I can pinpoint the start of my running journey exactly. It began when I happened to be in Waterloo station on the day of the London marathon, seeing the pride on the finishers faces at having achieved such a huge goal made me think that I’d like to feel that way, I’d like to achieve something big and show other people that I could dedicate myself to this apparently pointless task. I applied for the next London Marathon and, by luck, I got a place. I’d never run for more than 10 minutes at a time in my life, so I was suddenly facing the realisation that I had 6 months to get from no running at all, to being able to complete a marathon. I went to the gym and got on the treadmill with no idea of what pace I would run at or how long I should run for. I run four kilometres before I urgently stopped and had to get myself outside to try to cool down and recover. But I felt good. I left the gym with a smile on my face, I remember that walk home clearly even now, it was my first runner’s high.

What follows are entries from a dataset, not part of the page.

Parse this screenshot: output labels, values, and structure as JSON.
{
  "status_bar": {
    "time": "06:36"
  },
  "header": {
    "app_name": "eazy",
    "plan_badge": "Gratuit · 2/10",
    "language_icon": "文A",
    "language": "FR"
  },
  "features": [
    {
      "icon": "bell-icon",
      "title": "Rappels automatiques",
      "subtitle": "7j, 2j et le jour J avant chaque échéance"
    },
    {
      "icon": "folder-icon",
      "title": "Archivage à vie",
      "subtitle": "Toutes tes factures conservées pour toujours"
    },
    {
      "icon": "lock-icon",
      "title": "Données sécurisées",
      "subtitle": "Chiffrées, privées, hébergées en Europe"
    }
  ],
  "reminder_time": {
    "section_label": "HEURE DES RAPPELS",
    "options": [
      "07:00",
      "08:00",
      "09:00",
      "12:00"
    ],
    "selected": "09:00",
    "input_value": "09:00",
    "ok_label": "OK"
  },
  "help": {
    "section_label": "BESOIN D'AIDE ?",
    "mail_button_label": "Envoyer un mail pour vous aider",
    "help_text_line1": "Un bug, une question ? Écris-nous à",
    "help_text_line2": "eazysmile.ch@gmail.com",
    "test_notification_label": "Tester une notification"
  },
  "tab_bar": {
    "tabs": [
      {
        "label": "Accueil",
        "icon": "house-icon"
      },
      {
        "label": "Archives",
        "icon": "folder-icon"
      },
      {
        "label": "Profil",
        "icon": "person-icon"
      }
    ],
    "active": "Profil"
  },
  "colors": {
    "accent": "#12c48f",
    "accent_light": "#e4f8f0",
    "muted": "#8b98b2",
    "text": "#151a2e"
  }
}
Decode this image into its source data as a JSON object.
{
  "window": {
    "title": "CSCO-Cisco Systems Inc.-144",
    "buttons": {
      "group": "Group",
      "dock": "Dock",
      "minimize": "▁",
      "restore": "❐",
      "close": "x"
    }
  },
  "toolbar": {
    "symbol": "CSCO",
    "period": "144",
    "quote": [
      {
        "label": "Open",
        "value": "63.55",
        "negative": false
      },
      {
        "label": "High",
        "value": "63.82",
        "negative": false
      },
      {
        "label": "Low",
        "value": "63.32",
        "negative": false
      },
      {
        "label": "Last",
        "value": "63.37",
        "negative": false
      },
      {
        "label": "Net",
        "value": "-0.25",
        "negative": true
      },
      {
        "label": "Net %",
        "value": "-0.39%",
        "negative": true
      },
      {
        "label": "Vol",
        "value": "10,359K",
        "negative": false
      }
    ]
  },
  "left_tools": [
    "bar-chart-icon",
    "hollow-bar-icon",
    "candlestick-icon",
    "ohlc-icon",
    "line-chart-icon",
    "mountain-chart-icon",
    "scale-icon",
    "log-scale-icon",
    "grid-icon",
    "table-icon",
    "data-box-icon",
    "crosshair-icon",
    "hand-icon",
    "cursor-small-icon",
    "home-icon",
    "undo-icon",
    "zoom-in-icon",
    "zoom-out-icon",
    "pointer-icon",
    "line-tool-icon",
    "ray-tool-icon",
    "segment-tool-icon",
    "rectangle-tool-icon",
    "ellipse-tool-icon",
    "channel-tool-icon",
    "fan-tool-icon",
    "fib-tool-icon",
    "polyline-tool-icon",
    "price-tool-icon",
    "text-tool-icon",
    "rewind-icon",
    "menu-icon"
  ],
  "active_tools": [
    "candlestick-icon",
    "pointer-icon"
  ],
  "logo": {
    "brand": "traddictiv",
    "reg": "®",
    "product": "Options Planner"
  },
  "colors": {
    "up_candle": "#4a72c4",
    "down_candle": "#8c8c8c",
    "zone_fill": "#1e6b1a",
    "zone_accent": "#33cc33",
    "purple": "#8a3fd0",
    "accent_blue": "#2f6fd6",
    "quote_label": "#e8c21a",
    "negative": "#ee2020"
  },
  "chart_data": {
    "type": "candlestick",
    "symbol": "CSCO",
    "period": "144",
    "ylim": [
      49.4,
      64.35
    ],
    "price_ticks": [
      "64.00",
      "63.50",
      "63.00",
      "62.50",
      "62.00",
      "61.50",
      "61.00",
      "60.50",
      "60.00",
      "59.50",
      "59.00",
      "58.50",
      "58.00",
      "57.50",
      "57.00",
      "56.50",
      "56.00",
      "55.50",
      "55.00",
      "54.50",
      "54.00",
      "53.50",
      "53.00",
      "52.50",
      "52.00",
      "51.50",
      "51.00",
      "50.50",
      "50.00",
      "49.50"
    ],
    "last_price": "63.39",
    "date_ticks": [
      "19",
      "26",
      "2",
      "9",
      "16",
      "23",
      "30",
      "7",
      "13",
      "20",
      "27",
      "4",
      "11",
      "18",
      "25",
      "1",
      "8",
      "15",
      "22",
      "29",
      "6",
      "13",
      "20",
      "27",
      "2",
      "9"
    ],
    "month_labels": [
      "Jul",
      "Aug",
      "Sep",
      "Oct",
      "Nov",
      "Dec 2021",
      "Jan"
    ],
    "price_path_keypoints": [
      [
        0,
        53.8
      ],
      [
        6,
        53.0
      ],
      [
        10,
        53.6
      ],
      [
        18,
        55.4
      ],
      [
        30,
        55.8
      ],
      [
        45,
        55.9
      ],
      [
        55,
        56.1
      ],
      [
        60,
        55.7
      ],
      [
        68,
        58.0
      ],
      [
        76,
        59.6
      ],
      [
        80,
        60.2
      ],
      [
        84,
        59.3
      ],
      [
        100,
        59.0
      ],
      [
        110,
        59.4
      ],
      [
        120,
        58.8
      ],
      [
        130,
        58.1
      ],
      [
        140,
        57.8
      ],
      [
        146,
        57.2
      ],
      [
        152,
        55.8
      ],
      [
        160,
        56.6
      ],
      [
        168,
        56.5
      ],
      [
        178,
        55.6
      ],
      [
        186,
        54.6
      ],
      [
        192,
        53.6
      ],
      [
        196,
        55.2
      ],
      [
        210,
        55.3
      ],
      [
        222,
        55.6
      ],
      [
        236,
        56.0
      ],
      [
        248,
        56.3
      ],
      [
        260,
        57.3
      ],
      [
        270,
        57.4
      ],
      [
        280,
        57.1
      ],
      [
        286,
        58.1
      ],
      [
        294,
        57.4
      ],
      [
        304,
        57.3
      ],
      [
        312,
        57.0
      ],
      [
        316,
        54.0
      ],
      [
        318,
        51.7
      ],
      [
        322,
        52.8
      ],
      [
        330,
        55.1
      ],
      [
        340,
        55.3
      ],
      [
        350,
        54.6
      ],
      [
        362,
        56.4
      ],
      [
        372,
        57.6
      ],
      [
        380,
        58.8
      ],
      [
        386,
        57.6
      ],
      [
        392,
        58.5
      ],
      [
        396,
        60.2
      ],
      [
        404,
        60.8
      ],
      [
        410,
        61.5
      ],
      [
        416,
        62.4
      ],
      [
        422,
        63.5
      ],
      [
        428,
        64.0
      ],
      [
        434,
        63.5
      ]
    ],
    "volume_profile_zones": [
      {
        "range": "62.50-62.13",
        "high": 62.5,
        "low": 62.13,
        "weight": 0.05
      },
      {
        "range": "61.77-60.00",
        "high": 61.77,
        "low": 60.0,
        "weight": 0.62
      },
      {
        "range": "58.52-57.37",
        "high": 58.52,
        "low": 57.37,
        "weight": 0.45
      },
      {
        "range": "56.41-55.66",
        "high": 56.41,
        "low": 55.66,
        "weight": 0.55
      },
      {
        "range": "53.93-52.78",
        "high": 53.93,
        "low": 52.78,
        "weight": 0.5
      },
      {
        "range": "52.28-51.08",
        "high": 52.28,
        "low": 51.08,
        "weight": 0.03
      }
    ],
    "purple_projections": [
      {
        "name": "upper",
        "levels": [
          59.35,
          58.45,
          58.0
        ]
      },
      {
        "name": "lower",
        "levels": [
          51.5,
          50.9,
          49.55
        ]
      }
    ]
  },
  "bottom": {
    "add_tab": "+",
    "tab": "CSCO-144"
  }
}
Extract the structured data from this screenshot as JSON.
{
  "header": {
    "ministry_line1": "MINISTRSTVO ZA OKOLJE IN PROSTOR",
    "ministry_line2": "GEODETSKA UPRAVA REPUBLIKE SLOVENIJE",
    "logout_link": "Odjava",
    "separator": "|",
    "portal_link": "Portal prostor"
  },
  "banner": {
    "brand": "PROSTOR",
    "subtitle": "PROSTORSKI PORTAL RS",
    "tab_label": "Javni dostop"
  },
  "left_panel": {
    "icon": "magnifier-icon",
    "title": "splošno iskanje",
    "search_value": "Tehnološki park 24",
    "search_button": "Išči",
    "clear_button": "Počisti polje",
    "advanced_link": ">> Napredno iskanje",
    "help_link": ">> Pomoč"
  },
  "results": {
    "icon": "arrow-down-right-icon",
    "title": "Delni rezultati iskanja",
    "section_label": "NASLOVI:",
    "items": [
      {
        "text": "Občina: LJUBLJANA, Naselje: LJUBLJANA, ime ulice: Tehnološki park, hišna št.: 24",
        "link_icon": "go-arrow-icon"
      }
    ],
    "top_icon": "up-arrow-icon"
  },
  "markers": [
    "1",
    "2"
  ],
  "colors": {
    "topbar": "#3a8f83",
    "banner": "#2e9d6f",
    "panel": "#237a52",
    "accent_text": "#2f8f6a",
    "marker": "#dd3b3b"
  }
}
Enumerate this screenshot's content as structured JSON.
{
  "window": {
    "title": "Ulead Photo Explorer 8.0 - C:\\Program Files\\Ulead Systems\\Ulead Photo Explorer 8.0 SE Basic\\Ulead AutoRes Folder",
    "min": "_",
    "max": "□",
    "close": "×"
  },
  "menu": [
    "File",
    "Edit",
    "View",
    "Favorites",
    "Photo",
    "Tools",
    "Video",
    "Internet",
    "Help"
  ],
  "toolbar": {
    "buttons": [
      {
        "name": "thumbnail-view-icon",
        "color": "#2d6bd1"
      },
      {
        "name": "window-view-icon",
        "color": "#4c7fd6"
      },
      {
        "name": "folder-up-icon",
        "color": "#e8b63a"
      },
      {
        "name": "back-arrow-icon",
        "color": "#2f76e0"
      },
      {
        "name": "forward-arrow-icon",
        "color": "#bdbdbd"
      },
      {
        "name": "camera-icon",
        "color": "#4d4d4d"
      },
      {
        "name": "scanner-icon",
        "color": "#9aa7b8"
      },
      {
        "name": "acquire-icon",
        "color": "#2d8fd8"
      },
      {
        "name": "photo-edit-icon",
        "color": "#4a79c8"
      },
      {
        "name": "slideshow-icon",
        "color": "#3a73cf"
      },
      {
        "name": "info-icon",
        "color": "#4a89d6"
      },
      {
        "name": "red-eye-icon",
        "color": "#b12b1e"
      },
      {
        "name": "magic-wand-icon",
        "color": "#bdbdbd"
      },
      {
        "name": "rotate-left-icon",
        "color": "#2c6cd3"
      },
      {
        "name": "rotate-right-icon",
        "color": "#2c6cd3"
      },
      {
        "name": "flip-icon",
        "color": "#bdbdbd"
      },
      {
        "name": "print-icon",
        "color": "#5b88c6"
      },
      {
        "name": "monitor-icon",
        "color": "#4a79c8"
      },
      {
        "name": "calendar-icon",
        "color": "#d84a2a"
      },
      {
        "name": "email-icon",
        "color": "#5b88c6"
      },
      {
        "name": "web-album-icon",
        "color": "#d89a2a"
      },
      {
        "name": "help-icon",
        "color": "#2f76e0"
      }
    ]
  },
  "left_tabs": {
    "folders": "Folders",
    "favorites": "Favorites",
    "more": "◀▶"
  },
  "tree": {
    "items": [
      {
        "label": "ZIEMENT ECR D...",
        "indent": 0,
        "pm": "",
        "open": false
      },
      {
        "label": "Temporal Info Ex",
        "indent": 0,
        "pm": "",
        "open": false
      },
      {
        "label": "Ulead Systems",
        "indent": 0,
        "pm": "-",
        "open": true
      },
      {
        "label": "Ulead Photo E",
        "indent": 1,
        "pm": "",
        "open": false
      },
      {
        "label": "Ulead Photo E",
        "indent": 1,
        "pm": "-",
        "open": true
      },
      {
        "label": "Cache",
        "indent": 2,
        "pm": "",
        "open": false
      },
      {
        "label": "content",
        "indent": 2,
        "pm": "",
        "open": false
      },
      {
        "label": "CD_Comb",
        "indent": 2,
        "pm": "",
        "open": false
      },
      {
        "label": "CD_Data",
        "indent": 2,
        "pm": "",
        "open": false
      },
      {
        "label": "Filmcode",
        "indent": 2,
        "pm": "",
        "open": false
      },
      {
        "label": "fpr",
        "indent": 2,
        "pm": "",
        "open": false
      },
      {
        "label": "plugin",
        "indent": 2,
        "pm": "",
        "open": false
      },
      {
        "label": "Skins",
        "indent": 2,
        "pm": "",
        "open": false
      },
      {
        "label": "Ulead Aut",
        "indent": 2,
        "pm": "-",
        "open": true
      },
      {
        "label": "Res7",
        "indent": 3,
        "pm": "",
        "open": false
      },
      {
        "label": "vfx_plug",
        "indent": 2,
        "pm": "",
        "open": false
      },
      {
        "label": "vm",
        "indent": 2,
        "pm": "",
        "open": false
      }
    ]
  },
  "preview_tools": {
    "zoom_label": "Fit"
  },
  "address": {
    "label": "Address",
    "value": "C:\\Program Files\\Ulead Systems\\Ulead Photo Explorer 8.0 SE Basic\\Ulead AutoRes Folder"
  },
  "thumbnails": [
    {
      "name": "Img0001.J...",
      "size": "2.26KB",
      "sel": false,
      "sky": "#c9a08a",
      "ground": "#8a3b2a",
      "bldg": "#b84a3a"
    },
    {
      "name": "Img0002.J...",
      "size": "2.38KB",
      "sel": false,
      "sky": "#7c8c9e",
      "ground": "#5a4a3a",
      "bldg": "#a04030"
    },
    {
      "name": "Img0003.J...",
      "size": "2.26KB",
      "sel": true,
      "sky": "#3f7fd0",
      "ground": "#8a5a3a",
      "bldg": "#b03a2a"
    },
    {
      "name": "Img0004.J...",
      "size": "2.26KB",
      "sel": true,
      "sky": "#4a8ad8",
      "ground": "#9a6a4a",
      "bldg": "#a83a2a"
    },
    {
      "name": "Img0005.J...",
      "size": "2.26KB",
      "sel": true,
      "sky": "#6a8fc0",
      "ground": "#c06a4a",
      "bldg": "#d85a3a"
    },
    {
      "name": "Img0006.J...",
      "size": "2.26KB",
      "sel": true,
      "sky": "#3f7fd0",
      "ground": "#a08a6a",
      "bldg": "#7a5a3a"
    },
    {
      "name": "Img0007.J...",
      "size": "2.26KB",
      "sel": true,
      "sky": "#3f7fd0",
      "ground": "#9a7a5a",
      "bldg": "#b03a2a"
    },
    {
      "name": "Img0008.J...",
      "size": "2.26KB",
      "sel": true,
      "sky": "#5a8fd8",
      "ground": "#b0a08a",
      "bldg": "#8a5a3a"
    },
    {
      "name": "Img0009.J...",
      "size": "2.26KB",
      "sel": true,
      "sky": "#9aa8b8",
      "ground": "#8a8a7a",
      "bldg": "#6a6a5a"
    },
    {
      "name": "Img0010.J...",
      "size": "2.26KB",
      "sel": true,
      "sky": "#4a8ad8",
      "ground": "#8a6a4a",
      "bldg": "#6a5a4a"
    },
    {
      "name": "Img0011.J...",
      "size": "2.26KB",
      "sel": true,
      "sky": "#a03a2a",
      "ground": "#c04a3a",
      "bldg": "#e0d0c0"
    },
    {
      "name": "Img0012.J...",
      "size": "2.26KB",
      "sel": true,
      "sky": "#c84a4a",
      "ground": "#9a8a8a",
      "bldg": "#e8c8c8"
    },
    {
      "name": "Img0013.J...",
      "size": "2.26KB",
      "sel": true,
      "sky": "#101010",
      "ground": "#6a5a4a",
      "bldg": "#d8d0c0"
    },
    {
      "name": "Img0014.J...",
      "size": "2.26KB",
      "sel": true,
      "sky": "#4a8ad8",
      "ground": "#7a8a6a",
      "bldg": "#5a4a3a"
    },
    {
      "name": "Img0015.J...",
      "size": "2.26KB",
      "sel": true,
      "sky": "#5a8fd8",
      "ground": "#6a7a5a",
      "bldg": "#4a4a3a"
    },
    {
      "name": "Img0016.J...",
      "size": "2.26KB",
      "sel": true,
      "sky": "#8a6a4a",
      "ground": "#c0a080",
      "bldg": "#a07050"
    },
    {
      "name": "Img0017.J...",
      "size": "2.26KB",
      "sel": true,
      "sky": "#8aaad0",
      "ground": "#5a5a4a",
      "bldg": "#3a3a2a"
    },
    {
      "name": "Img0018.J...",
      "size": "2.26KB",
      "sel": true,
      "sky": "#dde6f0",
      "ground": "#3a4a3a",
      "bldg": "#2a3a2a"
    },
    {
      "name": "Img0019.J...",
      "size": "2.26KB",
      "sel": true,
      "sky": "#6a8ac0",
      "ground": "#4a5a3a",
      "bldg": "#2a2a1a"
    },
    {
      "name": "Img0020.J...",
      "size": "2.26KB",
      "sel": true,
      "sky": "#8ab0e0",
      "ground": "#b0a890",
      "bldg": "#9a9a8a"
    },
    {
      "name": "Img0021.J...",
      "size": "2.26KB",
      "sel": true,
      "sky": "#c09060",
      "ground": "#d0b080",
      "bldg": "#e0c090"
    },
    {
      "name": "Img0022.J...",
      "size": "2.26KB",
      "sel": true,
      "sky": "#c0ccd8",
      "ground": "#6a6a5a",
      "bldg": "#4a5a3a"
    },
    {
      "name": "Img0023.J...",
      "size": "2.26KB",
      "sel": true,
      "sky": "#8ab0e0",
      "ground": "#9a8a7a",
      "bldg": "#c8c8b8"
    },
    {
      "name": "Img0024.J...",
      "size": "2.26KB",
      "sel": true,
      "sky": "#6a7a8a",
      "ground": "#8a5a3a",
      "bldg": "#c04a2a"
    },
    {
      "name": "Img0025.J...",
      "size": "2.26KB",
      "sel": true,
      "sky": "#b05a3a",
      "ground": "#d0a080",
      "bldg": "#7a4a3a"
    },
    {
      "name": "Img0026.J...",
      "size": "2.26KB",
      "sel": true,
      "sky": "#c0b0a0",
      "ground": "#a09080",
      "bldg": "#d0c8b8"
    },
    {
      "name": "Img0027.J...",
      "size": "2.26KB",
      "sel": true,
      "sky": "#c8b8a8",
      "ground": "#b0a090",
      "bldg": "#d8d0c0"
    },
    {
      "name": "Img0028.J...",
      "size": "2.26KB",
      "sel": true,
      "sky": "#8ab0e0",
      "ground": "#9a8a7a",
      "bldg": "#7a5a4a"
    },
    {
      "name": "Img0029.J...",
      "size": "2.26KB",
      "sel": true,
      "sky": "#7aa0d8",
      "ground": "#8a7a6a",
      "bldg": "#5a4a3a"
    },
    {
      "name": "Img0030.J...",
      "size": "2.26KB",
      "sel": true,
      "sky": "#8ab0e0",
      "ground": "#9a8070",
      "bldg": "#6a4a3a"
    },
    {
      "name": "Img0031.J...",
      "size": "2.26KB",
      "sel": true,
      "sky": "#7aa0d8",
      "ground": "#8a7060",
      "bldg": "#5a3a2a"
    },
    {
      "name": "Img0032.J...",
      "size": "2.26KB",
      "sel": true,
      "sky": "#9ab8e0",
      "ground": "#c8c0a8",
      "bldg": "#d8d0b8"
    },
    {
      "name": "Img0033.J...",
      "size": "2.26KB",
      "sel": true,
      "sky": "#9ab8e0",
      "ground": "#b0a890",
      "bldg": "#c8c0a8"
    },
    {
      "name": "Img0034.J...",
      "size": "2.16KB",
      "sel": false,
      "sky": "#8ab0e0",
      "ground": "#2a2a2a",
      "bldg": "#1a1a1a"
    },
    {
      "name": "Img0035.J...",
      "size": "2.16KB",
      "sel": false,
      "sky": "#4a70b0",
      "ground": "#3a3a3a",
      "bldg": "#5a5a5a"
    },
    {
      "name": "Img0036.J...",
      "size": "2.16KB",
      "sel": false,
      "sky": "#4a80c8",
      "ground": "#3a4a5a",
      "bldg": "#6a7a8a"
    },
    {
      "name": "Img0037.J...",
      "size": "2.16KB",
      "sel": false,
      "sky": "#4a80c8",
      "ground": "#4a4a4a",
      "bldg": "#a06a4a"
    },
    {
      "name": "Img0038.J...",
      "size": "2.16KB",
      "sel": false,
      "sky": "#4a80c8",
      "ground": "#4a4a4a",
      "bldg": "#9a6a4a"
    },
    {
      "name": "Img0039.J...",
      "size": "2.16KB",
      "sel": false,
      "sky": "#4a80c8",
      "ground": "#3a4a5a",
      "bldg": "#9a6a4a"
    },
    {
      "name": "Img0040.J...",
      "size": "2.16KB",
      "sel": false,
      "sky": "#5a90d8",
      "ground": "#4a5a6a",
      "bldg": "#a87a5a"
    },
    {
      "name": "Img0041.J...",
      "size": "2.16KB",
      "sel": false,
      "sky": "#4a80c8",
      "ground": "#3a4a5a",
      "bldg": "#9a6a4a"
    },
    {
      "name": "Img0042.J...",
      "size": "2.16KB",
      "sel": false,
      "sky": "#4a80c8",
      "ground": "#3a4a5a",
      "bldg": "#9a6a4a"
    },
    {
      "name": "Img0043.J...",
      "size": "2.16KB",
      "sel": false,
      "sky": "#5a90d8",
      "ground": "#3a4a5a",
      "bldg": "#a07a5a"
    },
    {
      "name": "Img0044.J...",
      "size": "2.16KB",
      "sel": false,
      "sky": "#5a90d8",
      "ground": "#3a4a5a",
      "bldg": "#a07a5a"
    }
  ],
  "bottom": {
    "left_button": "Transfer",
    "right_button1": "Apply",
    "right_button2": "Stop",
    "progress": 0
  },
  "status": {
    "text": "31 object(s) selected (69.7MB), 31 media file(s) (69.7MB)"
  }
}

Being a beginner I was told not to push myself too hard, not to train if I felt even slightly injured and not to worry about a time for the marathon, just to get around was achievement enough. Being naive, I ignored all this advice and instead plunged headlong into as much training as I could fit in, wearing incorrect footwear and without proper training structure, I suffered greatly in the build up to that first marathon with constant injuries, poor training plans, less than ideal nutrition and sub-standard equipment. After finishing the Marathon however, I continued to run and learn about how to run without injury, how to reduce my training and still make gains and how to enjoy running again. These are some of the topics that we will discuss in future posts.